6 ounces soft, unsalted, "European-style" butter (12 tablespoons)

Fist steps:
- Combine yeast and warm water, and let sit five minutes.
- Add the rest of the ingredients, except for the flour and the European-style butter, and whisk to combine.
- Add the flour, and knead for about three minutes or until a soft sticky dough ball forms.
- Wrap dough in plastic, and refrigerate for 20 minutes.
- Roll dough out into roughly a 18 x 9-inch rectangle.
- Proceed with butter as shown!

View the complete recipe

Tuesday, September 3, 2013

A Tomato and “Dirt” Salad You’ll Really Dig

It’s not unusual for me to steal a recipe idea from a local restaurant, but it’s not everyday that I’m inspired by something I eat at a bowling alley. This happened recently at the Mission Bowling Club, a fun and funky, six-lane bowling alley located just a few blocks from our home, which despite the cacophony, features some of the City’s best bites.

In addition to an otherworldly fried chicken appetizer, and a “granulated,” aged beef burger some (including my wife Michele) consider the best in the City, the MBC also features daily specials, and one such offering was described as an “heirloom tomato salad topped with a crispy rye crumble.”

That sounded great to us, and our server vouched for its excellence, so we happily included it among our starters. What we didn’t know at the time, was that our server had defied the kitchen and refused to use the dish’s official name, “tomatoes and dirt.”

She made this stunning admission as we raved about its deliciousness, and admitted to going rogue and changing the name because she just didn’t think that “dirt” sounded appetizing. What?! I thought this plate of tomatoes and “dirt” was just about the most creative thing I’d heard/seen/tasted in a while.

I was this close to going into that kitchen, ratting her out, and maybe getting a free dessert for my trouble, but thought better of it, and decided to quietly finish the salad, knowing that I would share it here, dirty name and all.  Anyway, this is my version, and I hope you give this a try soon. Enjoy!

Ingredients for 4 Small Portions:
8 oz burrata cheese, or fresh ricotta
Enough freshly sliced tomatoes for 4 portions
Wine vinegar, extra virgin olive oil, salt and pepper to taste
Fresh sliced basil leaves
For the crumbs:
2 tbsp olive oil, more if needed
3 large brown mushrooms, minced fine
big pinch of salt
3 slices of dark rye, made into crumbs
1 rounded tablespoon ground almonds (aka almond meal, almond flour, or just crush your own)

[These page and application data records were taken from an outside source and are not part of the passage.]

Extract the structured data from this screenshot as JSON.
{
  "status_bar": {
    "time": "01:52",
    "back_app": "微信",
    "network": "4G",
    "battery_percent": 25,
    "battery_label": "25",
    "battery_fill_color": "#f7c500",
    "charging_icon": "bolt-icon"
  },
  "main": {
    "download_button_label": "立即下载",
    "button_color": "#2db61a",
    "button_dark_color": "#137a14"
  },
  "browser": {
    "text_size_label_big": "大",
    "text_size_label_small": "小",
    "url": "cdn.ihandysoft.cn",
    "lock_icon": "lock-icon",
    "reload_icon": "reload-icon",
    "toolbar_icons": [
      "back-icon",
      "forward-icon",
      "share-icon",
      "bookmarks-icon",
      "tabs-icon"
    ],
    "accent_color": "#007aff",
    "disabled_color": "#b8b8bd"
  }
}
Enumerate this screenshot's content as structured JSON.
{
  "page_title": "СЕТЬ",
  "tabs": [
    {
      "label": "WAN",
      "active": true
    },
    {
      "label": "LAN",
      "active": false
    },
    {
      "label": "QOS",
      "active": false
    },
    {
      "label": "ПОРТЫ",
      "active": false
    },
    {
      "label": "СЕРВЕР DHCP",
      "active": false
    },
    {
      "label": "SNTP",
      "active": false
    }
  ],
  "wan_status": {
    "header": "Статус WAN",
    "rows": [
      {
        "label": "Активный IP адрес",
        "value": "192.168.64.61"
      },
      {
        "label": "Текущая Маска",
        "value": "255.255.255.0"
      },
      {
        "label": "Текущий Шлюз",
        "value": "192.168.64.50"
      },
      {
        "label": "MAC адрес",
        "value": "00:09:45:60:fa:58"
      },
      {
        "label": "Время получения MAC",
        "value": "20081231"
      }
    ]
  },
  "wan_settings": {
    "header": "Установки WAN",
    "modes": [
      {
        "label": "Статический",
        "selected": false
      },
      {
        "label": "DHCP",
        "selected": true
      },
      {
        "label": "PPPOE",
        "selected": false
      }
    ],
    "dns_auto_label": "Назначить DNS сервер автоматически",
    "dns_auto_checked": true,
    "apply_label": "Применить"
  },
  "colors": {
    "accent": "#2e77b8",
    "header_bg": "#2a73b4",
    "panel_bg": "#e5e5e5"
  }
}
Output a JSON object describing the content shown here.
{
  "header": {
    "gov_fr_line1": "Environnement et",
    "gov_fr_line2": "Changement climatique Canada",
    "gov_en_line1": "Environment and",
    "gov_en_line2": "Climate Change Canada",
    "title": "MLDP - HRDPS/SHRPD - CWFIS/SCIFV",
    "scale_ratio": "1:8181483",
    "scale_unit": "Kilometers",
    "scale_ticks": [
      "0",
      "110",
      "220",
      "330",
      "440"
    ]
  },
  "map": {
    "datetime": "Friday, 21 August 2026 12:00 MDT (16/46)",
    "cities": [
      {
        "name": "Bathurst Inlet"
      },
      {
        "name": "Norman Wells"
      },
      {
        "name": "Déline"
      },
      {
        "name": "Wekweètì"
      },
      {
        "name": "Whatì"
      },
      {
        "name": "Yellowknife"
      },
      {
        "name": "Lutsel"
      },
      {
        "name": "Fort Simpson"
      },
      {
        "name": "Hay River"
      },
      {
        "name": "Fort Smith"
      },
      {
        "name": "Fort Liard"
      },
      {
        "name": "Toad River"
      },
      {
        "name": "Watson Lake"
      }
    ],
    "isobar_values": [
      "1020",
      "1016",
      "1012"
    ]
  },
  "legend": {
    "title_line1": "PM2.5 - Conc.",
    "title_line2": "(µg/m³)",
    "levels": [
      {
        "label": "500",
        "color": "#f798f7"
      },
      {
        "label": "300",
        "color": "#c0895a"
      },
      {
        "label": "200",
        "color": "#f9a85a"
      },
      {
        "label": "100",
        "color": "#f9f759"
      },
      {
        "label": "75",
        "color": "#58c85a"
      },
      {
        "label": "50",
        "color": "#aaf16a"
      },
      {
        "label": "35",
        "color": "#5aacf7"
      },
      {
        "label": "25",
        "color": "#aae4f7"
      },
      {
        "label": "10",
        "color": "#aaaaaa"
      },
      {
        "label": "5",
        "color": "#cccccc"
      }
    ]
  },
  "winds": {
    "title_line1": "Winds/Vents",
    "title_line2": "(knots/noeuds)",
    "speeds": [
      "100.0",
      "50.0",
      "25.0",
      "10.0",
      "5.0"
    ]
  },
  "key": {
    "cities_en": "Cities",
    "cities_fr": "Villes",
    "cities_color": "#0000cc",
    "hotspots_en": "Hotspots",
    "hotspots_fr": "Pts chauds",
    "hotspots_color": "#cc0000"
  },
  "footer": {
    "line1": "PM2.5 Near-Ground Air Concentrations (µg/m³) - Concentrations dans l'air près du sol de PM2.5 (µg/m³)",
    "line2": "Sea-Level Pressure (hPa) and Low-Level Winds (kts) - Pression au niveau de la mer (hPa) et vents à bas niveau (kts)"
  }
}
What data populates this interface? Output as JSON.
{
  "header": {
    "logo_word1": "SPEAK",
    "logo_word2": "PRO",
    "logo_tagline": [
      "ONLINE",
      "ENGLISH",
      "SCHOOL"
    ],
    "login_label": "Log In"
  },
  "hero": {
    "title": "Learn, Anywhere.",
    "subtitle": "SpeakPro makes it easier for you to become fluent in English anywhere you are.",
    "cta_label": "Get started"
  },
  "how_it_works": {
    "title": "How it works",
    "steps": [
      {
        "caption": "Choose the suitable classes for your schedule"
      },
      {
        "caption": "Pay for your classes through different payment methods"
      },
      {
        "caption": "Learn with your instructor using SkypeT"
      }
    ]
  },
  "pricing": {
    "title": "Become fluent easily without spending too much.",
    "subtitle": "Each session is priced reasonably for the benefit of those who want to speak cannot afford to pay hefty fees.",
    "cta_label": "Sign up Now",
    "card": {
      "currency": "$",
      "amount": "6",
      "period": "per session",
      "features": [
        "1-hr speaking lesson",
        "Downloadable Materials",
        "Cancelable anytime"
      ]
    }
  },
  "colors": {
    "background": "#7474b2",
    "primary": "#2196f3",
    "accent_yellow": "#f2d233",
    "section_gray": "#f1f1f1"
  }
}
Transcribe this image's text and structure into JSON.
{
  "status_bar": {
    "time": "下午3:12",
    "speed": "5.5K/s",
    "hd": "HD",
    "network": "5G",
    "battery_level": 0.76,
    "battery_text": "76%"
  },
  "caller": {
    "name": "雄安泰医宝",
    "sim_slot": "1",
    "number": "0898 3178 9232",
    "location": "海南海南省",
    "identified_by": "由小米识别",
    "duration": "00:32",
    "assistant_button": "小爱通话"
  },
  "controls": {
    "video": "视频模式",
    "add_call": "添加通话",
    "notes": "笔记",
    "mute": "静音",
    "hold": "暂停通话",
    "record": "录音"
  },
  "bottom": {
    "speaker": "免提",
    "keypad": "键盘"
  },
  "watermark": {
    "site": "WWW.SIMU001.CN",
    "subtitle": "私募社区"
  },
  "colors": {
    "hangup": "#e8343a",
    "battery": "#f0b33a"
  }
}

Sunday, September 1, 2013

The Surf is Usually Tougher Than the Turf

I’m sure you’ll have no problem coming up with lots of meaty ideas for tomorrow’s Labor Day cookout, but new and exciting seafood options can be a little more challenging. So, just in case you’re going to eschew the traditional four-legged fare, here are some alternative ideas to surf through. If any of these catch you hook, line and sinker, just follow the link in the caption to see the original post, and get the ingredients. Enjoy! 

Grilled Tuna with Fresh Horseradish

Grilled Salmon with Garlic, Ginger & Chilies

Grilled Swordfish Bruschetta

Fennel-Smoked Salmon